ANKARA - Hürriyet Daily News
Parliament Speaker Cemil Çiçek has many times stressed the importance of civil contribution to the new charter. AA photo
Parliament’s Constitutional Reconciliation Commission started writing the new constitution beginning with the section on “fundamental rights and freedoms.” The sub-commission is going to incorporate all the suggestions into a single text and present it before the commission for further deliberations on Wednesday.
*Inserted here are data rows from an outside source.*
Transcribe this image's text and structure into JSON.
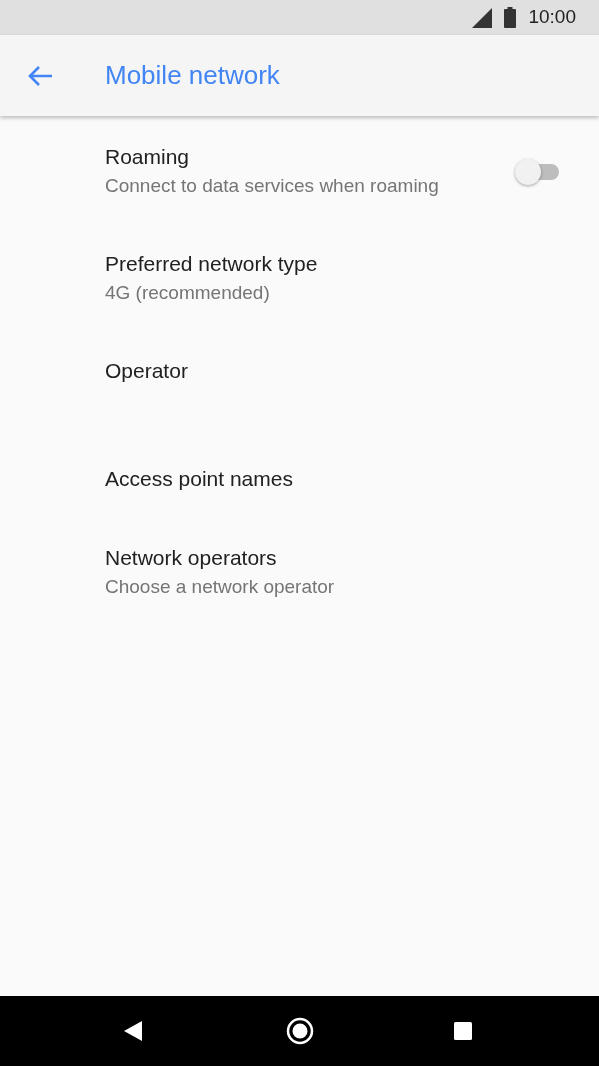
{
  "status_bar": {
    "time": "10:00"
  },
  "app_bar": {
    "title": "Mobile network"
  },
  "settings": [
    {
      "kind": "two-line",
      "title": "Roaming",
      "summary": "Connect to data services when roaming",
      "switch": {
        "on": false
      }
    },
    {
      "kind": "two-line",
      "title": "Preferred network type",
      "summary": "4G (recommended)"
    },
    {
      "kind": "two-line",
      "title": "Operator"
    },
    {
      "kind": "single-line",
      "title": "Access point names"
    },
    {
      "kind": "two-line",
      "title": "Network operators",
      "summary": "Choose a network operator"
    }
  ]
}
There are shared requests, as well as widely differing suggestions.
The Republican People’s Party (CHP) and the Peace and Democracy Party (BDP,) for instance, have banded together to provide constitutional protection for people of the “third sex,” under a clause entitled “sexual orientation.” While the CHP
requests “fair trial” along with the ruling Justice and Development Party (AKP,) the BDP and Nationalist Movement Party (MHP) have also come together to issue similar demands in “human rights and the prevention of ill-treatment.” The AKP and the BDP have also presented joint proposals on “the principle of equality and the prevention of discrimination.” There are also controversial proposals such as “education in mother tongue and conscientious objection to military service,” presented by the BDP, but rejected entirely by the AKP and the MHP. The CHP
does seem warm to the idea of a down-to-earth entry on “conscientious objection,” though it opposes “education in mother tongue.”
The AKP is inclined to liberalize headscarves in institutions of higher education by insisting on the clause that “no one can be deprived of their right to education due to religious symbols” under a heading on the right to education. The CHP
is not expected to raise any objections. If the AKP brings the regulations on wearing headscarves in the public domain into question, however, then it could run into problems with the CHP. In that case, the AKP could strike a bargain with the MHP and the BDP to liberalize all “religious symbols” in all public domains, except for judges, police and teachers. The CHP
seems to be opposed to amending the current regulations governing headscarves in the public domain however, and its stance on this issue could lead to this matter being deferred for deliberations at a later date. The AKP leans toward a “non-patronizing” definition of secularism and wants an arrangement that will exclude the official ideology from the new constitution. The AKP would also like to see the introduction of a definition on “constitutional citizenship” in the new constitution.
The AKP could also bring forth suggestions on a presidential or a semi-presidential system in the new constitution, as they believe there are practical difficulties in implementing the principle of the separation of powers in a parliamentarian system.
The ruling party is also considering an arrangement that would allow 100 deputies to enter Parliament without actually having to overcome the national 10 percent election threshold, in addition to the 450 deputies who would still have to surpass the threshold to gain seats.
Among the goals of the new constitution is also to push the military back a step further, and the AKP is inclined to include an arrangement in the constitution to subordinate the General Staff to the Defense Ministry.
It seems the commission’s job is going to be even more difficult than what Parliament Speaker Cemil Çiçek
had foreseen if the suggestions leaking into the backrooms come forth unadulterated.
Military coups’ basis to vanish?
Will the AKP amend the 35th article of the Turkish Armed Forces’ Internal Service Code, which is usually cited as the legal basis for Turkey’s past military coup d’etats? The article bestows upon the military the duty “to protect and maintain watch over the Republic.” The generals who delivered the Sept. 12, 1980
coup had cited this article as their justification. AKP’s Gaziantep deputy Şamil Tayyar
offered an amendment proposal at the start of April, but his call went unheeded. It is rumored that Deputy Prime Minister Bekir Bozdağ has been telling his close circle in recent days that they want to bring about
this arrangement as a government proposal. And thus, they are waiting for Prime Minister Recep Tayyip Erdoğan’s approval to proceed.
Minority rights on the doorstep
Parliament’s Reconciliation Commission is discussing the section on equality among the suggestions brought forth by all the four parties on “fundamental rights and freedoms.” All four parties are inclined to include minorities under this section. My observation, however, is that the commission is having a rough time over the definition of legally recognized entities. Despite this, the commission would like to alleviate the injustices against minorities by forging a definition for legally recognized entities that would grant minorities the license of representation. Good tidings may be just over the doorstep for minorities, as all the four parties lend their support to this effort.